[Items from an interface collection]
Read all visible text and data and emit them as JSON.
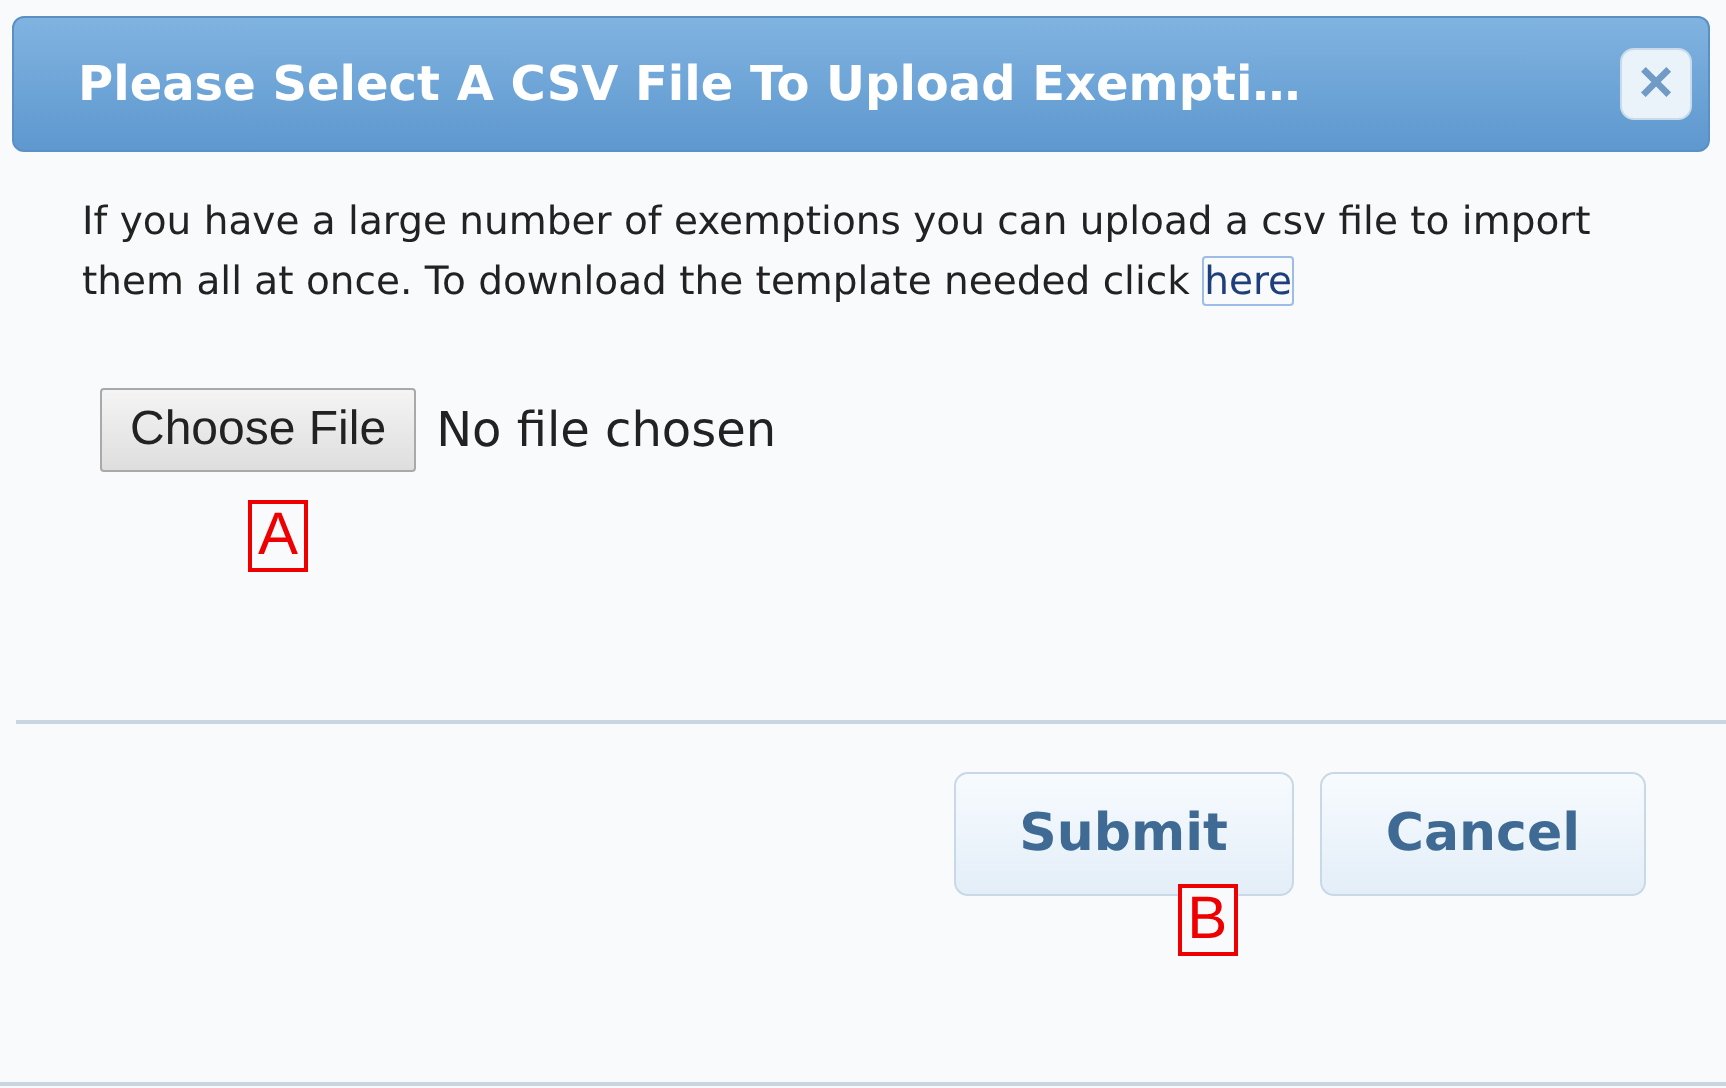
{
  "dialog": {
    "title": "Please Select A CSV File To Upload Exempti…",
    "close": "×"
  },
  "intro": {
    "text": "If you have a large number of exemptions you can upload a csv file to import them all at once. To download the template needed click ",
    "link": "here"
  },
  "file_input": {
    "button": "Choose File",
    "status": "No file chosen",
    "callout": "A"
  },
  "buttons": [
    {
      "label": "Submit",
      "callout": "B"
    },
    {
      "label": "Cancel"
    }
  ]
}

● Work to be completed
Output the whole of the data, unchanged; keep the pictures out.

● Exercise solution
Read all visible text and data and emit them as JSON.
{
  "dialog": {
    "title": "Please Select A CSV File To Upload Exempti…",
    "close": "×"
  },
  "intro": {
    "text": "If you have a large number of exemptions you can upload a csv file to import them all at once. To download the template needed click ",
    "link": "here"
  },
  "file_input": {
    "button": "Choose File",
    "status": "No file chosen",
    "callout": "A"
  },
  "buttons": [
    {
      "label": "Submit",
      "callout": "B"
    },
    {
      "label": "Cancel"
    }
  ]
}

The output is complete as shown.